Talking to My Country
An award has been created because the judges found themselves confronted with a book that defied comparison with other entries in the ‘heritage publication category’. The Panel’s Special Award for promoting understanding and respect, and, in this instance “a contribution to raising awareness of the first Australians, ” is awarded to the wonderfully insightful and powerful book (which is on sale here today), Talking to My Country by Stan Grant.
This first-hand articulate and passionate insight into being a Wiradjurri/ Aboriginal/ Australian is a deeply personal yet universal story told in the ‘story-telling’ tradition that makes the reader question the realities of the ‘Australian Dream’. It examines the politics of being ‘black in white Australia’, the conscious and unconscious racism that exists and the ‘infernal paradox of a simultaneous invasion and settlement’.
Call to action section
See our full list of 2016 Heritage Awards
View the Winners and Highly Commended Awards. Plus read the Minister's speech, Lifetime Achievement Recipient's speech as well as Jacqui Goddard, the chair of the Judging panel's summary. View some photos from the ceremony and more.
2016 Heritage Award Categories
This category is for projects that complement and utilise existing heritage fabric, re-purposing, and new developments which are sympathetic to the traditional uses of a site and its structures and which protect the heritage integrity.
For projects that relate to conservation of our built heritage including capital works and repair. Such projects may include buildings, structures or sites, urban precincts, commercial items, places of worship, houses, interiors, additions, infill or collections.
This category is specifically for projects that relate to landscape management and conservation. This also includes natural, urban and cultural landscapes; Indigenous and non-Indigenous.
This category is for events, exhibitions, displays which emphasis and promotes education, interpretation and community engagement.
This category is for tours and multimedia including smart phone apps, websites and social media which emphasis and promotes education, interpretation and community engagement.
This category is to recognise the extraordinary commitment of a community group and/or individuals who have pursued the protection and conservation of key heritage places.
This category is for the restoration and conservation of interiors and objects, and may include historic product promotion, and historic industrial processes. Movable objects are also included in this category.
This category is for publications, exhibitions, displays or site interpretations which emphasis and promotes education, interpretation and community engagement.
This category is for publications which emphasis and promotes education, interpretation and community engagement.
Projects for this category may include archaeology, conservation management plans or historical research.
The Lifetime Achievement Award may be presented to an individual whose body of work has furthered heritage conservation and its reach.

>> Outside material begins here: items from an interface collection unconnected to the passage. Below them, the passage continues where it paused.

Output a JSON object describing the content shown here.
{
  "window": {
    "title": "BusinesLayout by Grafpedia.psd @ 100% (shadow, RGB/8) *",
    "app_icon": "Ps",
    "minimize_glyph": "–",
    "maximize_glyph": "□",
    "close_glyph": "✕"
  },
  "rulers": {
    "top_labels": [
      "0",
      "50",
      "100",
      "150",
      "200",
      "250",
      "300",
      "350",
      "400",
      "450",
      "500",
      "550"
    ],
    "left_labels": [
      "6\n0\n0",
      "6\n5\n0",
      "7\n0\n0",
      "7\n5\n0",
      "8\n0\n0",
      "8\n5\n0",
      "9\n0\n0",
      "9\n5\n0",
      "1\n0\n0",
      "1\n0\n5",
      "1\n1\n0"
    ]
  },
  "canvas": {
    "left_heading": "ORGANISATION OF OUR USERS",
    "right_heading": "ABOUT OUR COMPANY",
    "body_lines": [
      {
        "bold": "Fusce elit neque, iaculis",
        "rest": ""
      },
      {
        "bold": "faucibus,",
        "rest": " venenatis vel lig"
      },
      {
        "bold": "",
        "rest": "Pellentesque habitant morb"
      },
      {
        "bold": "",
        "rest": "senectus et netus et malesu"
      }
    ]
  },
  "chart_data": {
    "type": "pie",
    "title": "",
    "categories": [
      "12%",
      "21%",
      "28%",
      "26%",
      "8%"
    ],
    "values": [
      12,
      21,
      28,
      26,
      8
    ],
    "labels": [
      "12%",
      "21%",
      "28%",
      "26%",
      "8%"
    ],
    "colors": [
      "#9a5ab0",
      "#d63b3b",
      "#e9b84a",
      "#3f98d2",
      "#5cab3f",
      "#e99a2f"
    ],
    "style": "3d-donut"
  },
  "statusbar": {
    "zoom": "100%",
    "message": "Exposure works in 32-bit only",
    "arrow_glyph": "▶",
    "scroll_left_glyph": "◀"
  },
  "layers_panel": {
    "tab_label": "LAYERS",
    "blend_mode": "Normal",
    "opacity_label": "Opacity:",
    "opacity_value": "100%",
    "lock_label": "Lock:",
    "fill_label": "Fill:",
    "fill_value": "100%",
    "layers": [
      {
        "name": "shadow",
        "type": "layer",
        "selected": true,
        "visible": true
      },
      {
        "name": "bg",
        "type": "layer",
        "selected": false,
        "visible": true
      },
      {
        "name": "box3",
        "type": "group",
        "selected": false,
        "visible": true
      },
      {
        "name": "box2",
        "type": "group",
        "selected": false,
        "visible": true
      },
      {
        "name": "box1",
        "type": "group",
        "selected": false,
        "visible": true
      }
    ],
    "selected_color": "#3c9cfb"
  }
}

This award is given to a person/group with a particular trade or skill that requires acknowledgement for the detail, education and expertise they have nurtured and put into practice.

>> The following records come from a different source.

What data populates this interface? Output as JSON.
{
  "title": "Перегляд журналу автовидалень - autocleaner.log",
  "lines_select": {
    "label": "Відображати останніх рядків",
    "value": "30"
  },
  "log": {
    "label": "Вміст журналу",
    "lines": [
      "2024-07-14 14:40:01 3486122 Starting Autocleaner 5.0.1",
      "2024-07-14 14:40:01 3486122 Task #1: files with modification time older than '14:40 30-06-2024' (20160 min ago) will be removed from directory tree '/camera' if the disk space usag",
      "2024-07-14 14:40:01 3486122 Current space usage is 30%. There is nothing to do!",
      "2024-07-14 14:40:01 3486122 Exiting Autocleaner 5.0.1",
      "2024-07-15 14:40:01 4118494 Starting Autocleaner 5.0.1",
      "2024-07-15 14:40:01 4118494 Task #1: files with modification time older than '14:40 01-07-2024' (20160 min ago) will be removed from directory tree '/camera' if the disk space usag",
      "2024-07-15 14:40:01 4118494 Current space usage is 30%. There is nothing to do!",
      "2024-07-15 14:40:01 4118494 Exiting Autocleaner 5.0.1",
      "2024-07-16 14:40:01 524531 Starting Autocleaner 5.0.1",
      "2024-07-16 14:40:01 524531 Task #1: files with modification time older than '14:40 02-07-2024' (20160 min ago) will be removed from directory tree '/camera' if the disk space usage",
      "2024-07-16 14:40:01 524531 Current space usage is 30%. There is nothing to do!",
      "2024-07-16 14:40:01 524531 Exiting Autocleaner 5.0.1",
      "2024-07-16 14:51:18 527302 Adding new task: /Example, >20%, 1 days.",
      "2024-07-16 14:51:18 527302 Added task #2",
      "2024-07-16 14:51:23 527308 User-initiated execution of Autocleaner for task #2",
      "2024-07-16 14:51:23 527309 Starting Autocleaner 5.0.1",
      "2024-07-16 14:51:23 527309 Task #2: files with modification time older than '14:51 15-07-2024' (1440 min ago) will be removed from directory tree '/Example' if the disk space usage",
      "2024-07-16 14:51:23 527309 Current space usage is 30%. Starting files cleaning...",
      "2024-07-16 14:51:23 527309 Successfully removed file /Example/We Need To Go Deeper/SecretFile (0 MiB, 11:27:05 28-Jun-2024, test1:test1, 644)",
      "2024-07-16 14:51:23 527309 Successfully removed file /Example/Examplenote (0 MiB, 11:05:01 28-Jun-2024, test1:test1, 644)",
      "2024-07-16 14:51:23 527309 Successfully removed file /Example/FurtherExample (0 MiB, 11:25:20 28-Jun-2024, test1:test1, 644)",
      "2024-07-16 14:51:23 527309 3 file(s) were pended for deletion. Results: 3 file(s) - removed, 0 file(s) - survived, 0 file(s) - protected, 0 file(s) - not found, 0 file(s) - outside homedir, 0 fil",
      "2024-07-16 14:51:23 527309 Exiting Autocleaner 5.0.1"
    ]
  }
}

This Award is presented to an individual female professional (an architect, engineer, conservator etc) for her outstanding contribution to the conservation of our built heritage.